   mathjax                     % Use MathJax to display math.

and then customise with:

\boolfalse{FileSectionNames}     % If false, numbers the files.
\setcounter{tocdepth}{2}         % Include subsections in the \TOC.
\setcounter{secnumdepth}{3}      % Number down to subsections.
\setcounter{FileDepth}{1}        % Split \HTML\ files at sections
\booltrue{CombineHigherDepths} % Combine parts/chapters/sections
\setcounter{SideTOCDepth}{1}     % Include subsections in the side\TOC
\HTMLTitle{MA20216: Algebra 2A} % Overrides \title for the web page.
\HTMLAuthor{Fran Burstall}       % Sets the HTML meta author tag.
\HTMLLanguage{en-UK}             % Sets the HTML meta language.
\HTMLDescription{Lecture notes for MA2016: Algebra 2A}% Sets the HTML meta description.

Now lwarpmk html will generate index.html, lots of files of the form node-1.html containing the sections and a table of contents for navigation.

See the manual for more details.

4 More maths tips

Sometimes lwarp or MathJax needs a little help to do what you want. Here are some examples I have found:

  • 1. If MathJax does not understand a construct it will display the offending item in red. Often a simple replacement is all that is needed:

    • (a) Replace \dag with \dagger.

    • (b) Replace \,, with \, ,.

  • 2. Help is needed with tikzcd environments: wrap them in a {\displaymathother ...} group. Example:

         \begin{tikzcd} V \arrow{r}{\phi}& W \\
         \F^{n}\arrow{r}{\phi_A} \arrow{u}{\phi_{\cB}} &\F^m
  • 3. You can give different content for the pdf and html versions by wrapping things in warpprint or warpHTML environments. For example, lwarp does not support the amsmath package’s \intertext construct very well. See Figure 1 for the work-around.

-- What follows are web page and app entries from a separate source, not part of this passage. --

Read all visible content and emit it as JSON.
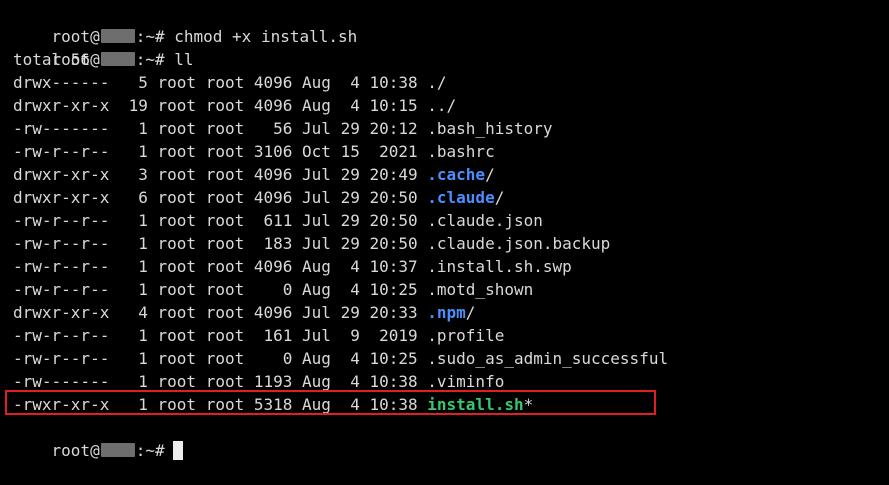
{
  "colors": {
    "background": "#000000",
    "text": "#d9d9d9",
    "directory": "#4c8dff",
    "executable": "#35c96e",
    "highlight": "#e02020",
    "redaction": "#6e6e6e"
  },
  "prompt": {
    "user": "root@",
    "suffix": ":~#"
  },
  "commands": [
    "chmod +x install.sh",
    "ll"
  ],
  "total_line": "total 56",
  "listing": [
    {
      "perms": "drwx------ ",
      "links": " 5",
      "owner": "root",
      "group": "root",
      "size": "4096",
      "date": "Aug  4 10:38",
      "name": ".",
      "name_style": "dir-plain",
      "suffix": "/"
    },
    {
      "perms": "drwxr-xr-x ",
      "links": "19",
      "owner": "root",
      "group": "root",
      "size": "4096",
      "date": "Aug  4 10:15",
      "name": "..",
      "name_style": "dir-plain",
      "suffix": "/"
    },
    {
      "perms": "-rw------- ",
      "links": " 1",
      "owner": "root",
      "group": "root",
      "size": "  56",
      "date": "Jul 29 20:12",
      "name": ".bash_history",
      "name_style": "",
      "suffix": ""
    },
    {
      "perms": "-rw-r--r-- ",
      "links": " 1",
      "owner": "root",
      "group": "root",
      "size": "3106",
      "date": "Oct 15  2021",
      "name": ".bashrc",
      "name_style": "",
      "suffix": ""
    },
    {
      "perms": "drwxr-xr-x ",
      "links": " 3",
      "owner": "root",
      "group": "root",
      "size": "4096",
      "date": "Jul 29 20:49",
      "name": ".cache",
      "name_style": "dir-blue",
      "suffix": "/"
    },
    {
      "perms": "drwxr-xr-x ",
      "links": " 6",
      "owner": "root",
      "group": "root",
      "size": "4096",
      "date": "Jul 29 20:50",
      "name": ".claude",
      "name_style": "dir-blue",
      "suffix": "/"
    },
    {
      "perms": "-rw-r--r-- ",
      "links": " 1",
      "owner": "root",
      "group": "root",
      "size": " 611",
      "date": "Jul 29 20:50",
      "name": ".claude.json",
      "name_style": "",
      "suffix": ""
    },
    {
      "perms": "-rw-r--r-- ",
      "links": " 1",
      "owner": "root",
      "group": "root",
      "size": " 183",
      "date": "Jul 29 20:50",
      "name": ".claude.json.backup",
      "name_style": "",
      "suffix": ""
    },
    {
      "perms": "-rw-r--r-- ",
      "links": " 1",
      "owner": "root",
      "group": "root",
      "size": "4096",
      "date": "Aug  4 10:37",
      "name": ".install.sh.swp",
      "name_style": "",
      "suffix": ""
    },
    {
      "perms": "-rw-r--r-- ",
      "links": " 1",
      "owner": "root",
      "group": "root",
      "size": "   0",
      "date": "Aug  4 10:25",
      "name": ".motd_shown",
      "name_style": "",
      "suffix": ""
    },
    {
      "perms": "drwxr-xr-x ",
      "links": " 4",
      "owner": "root",
      "group": "root",
      "size": "4096",
      "date": "Jul 29 20:33",
      "name": ".npm",
      "name_style": "dir-blue",
      "suffix": "/"
    },
    {
      "perms": "-rw-r--r-- ",
      "links": " 1",
      "owner": "root",
      "group": "root",
      "size": " 161",
      "date": "Jul  9  2019",
      "name": ".profile",
      "name_style": "",
      "suffix": ""
    },
    {
      "perms": "-rw-r--r-- ",
      "links": " 1",
      "owner": "root",
      "group": "root",
      "size": "   0",
      "date": "Aug  4 10:25",
      "name": ".sudo_as_admin_successful",
      "name_style": "",
      "suffix": ""
    },
    {
      "perms": "-rw------- ",
      "links": " 1",
      "owner": "root",
      "group": "root",
      "size": "1193",
      "date": "Aug  4 10:38",
      "name": ".viminfo",
      "name_style": "",
      "suffix": ""
    },
    {
      "perms": "-rwxr-xr-x ",
      "links": " 1",
      "owner": "root",
      "group": "root",
      "size": "5318",
      "date": "Aug  4 10:38",
      "name": "install.sh",
      "name_style": "exec-green",
      "suffix": "*",
      "highlighted": true
    }
  ]
}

    Warning: the \end{warp...} part must be placed at the start of the line for this to work.

    \intertext{or, equivalently, by conjugate symmetry,}
  or, equivalently, by conjugate symmetry,

Figure 1: Different content depending on context

5 Advanced configuration

5.1 Styling

lwarp provides bare-bones styling via lwarp.css. You can provide your own css and load it by putting


in the preamble.

If you do this, it is a good idea to start from lwarp.css by putting

@import url("lwarp.css");

at the top of your own style sheet. See section 6 for examples.

5.2 Javascript

Again, lwarp gives bare-bones navigation for multi-page web-sites. If you want to improve things with javascript, you can inject some into the document with these steps:

  • 1. Copy the auto-generated file lwarp_mathjax.txt to something like my_mathjax.txt.

  • 2. At the end of my_mathjax.txt, put something like:

       <script type="text/javascript"
  • 3. Load it by adding


    to the preamble.

See section 6 for an example.

6 Resources

Here are some examples:

This document html css
An exercise sheet html css
Lecture notes html css js